#### Task statement
A faithful copy of the entries, without any pictures, is what is needed here.

Information shown Start Marker

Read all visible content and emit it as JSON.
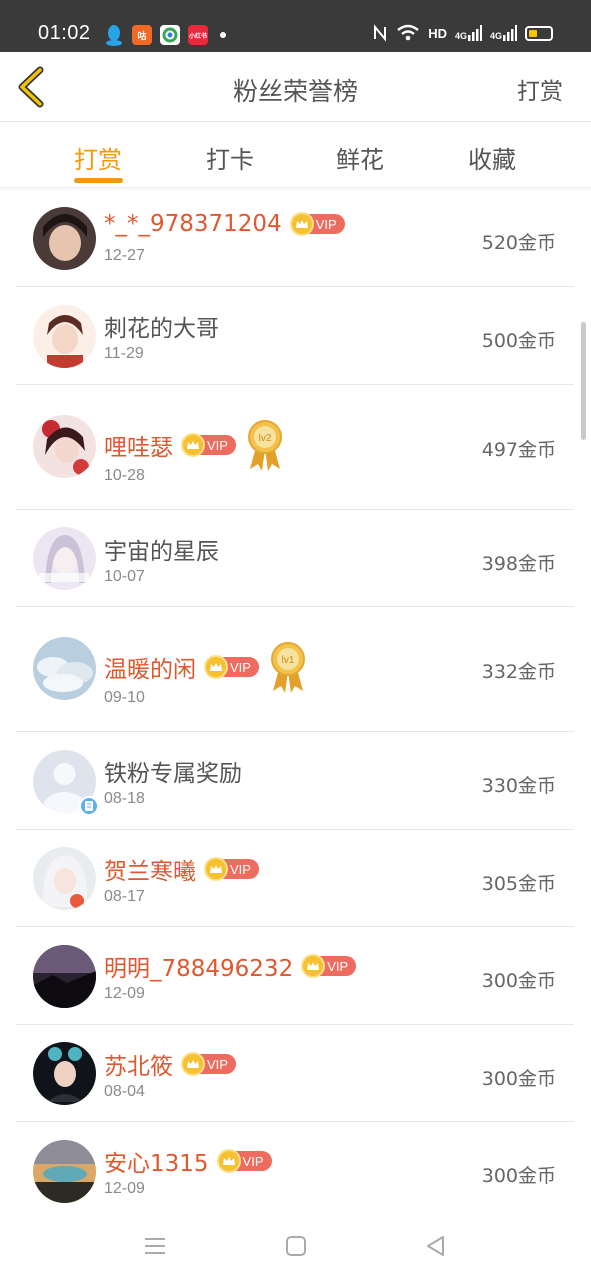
{
  "status_bar": {
    "time": "01:02",
    "network": "HD",
    "signal_1": "4G",
    "signal_2": "4G",
    "badge_app_text": "小红书",
    "badge_app_text_2": "咕"
  },
  "header": {
    "title": "粉丝荣誉榜",
    "right_action": "打赏"
  },
  "tabs": [
    {
      "label": "打赏",
      "active": true
    },
    {
      "label": "打卡",
      "active": false
    },
    {
      "label": "鲜花",
      "active": false
    },
    {
      "label": "收藏",
      "active": false
    }
  ],
  "colors": {
    "accent": "#f29a0d",
    "vip_name": "#e0582e",
    "vip_badge": "#ee6c5f"
  },
  "fans": [
    {
      "name": "*_*_978371204",
      "date": "12-27",
      "amount": "520金币",
      "vip": true,
      "vip_label": "VIP",
      "medal": ""
    },
    {
      "name": "刺花的大哥",
      "date": "11-29",
      "amount": "500金币",
      "vip": false,
      "vip_label": "",
      "medal": ""
    },
    {
      "name": "哩哇瑟",
      "date": "10-28",
      "amount": "497金币",
      "vip": true,
      "vip_label": "VIP",
      "medal": "lv2"
    },
    {
      "name": "宇宙的星辰",
      "date": "10-07",
      "amount": "398金币",
      "vip": false,
      "vip_label": "",
      "medal": ""
    },
    {
      "name": "温暖的闲",
      "date": "09-10",
      "amount": "332金币",
      "vip": true,
      "vip_label": "VIP",
      "medal": "lv1"
    },
    {
      "name": "铁粉专属奖励",
      "date": "08-18",
      "amount": "330金币",
      "vip": false,
      "vip_label": "",
      "medal": ""
    },
    {
      "name": "贺兰寒曦",
      "date": "08-17",
      "amount": "305金币",
      "vip": true,
      "vip_label": "VIP",
      "medal": ""
    },
    {
      "name": "明明_788496232",
      "date": "12-09",
      "amount": "300金币",
      "vip": true,
      "vip_label": "VIP",
      "medal": ""
    },
    {
      "name": "苏北筱",
      "date": "08-04",
      "amount": "300金币",
      "vip": true,
      "vip_label": "VIP",
      "medal": ""
    },
    {
      "name": "安心1315",
      "date": "12-09",
      "amount": "300金币",
      "vip": true,
      "vip_label": "VIP",
      "medal": ""
    }
  ],
  "icons": {
    "back": "chevron-left-icon",
    "nav_menu": "menu-icon",
    "nav_home": "home-square-icon",
    "nav_back": "back-triangle-icon"
  }
}
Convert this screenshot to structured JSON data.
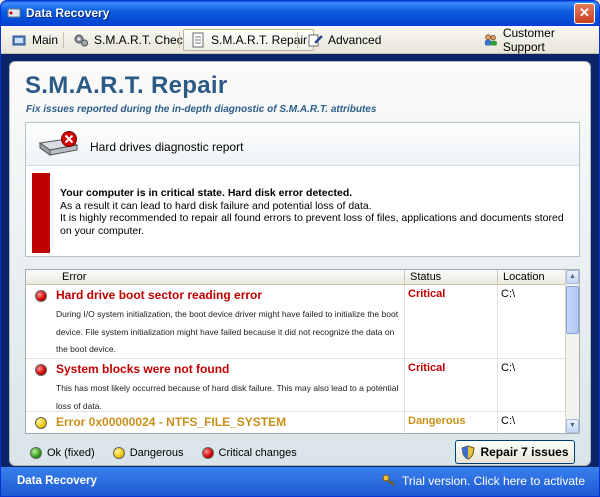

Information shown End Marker

#### Answer area
Read all visible content and emit it as JSON.
{
  "status_bar": {
    "time": "01:02",
    "network": "HD",
    "signal_1": "4G",
    "signal_2": "4G",
    "badge_app_text": "小红书",
    "badge_app_text_2": "咕"
  },
  "header": {
    "title": "粉丝荣誉榜",
    "right_action": "打赏"
  },
  "tabs": [
    {
      "label": "打赏",
      "active": true
    },
    {
      "label": "打卡",
      "active": false
    },
    {
      "label": "鲜花",
      "active": false
    },
    {
      "label": "收藏",
      "active": false
    }
  ],
  "colors": {
    "accent": "#f29a0d",
    "vip_name": "#e0582e",
    "vip_badge": "#ee6c5f"
  },
  "fans": [
    {
      "name": "*_*_978371204",
      "date": "12-27",
      "amount": "520金币",
      "vip": true,
      "vip_label": "VIP",
      "medal": ""
    },
    {
      "name": "刺花的大哥",
      "date": "11-29",
      "amount": "500金币",
      "vip": false,
      "vip_label": "",
      "medal": ""
    },
    {
      "name": "哩哇瑟",
      "date": "10-28",
      "amount": "497金币",
      "vip": true,
      "vip_label": "VIP",
      "medal": "lv2"
    },
    {
      "name": "宇宙的星辰",
      "date": "10-07",
      "amount": "398金币",
      "vip": false,
      "vip_label": "",
      "medal": ""
    },
    {
      "name": "温暖的闲",
      "date": "09-10",
      "amount": "332金币",
      "vip": true,
      "vip_label": "VIP",
      "medal": "lv1"
    },
    {
      "name": "铁粉专属奖励",
      "date": "08-18",
      "amount": "330金币",
      "vip": false,
      "vip_label": "",
      "medal": ""
    },
    {
      "name": "贺兰寒曦",
      "date": "08-17",
      "amount": "305金币",
      "vip": true,
      "vip_label": "VIP",
      "medal": ""
    },
    {
      "name": "明明_788496232",
      "date": "12-09",
      "amount": "300金币",
      "vip": true,
      "vip_label": "VIP",
      "medal": ""
    },
    {
      "name": "苏北筱",
      "date": "08-04",
      "amount": "300金币",
      "vip": true,
      "vip_label": "VIP",
      "medal": ""
    },
    {
      "name": "安心1315",
      "date": "12-09",
      "amount": "300金币",
      "vip": true,
      "vip_label": "VIP",
      "medal": ""
    }
  ],
  "icons": {
    "back": "chevron-left-icon",
    "nav_menu": "menu-icon",
    "nav_home": "home-square-icon",
    "nav_back": "back-triangle-icon"
  }
}
Convert this screenshot to structured JSON data.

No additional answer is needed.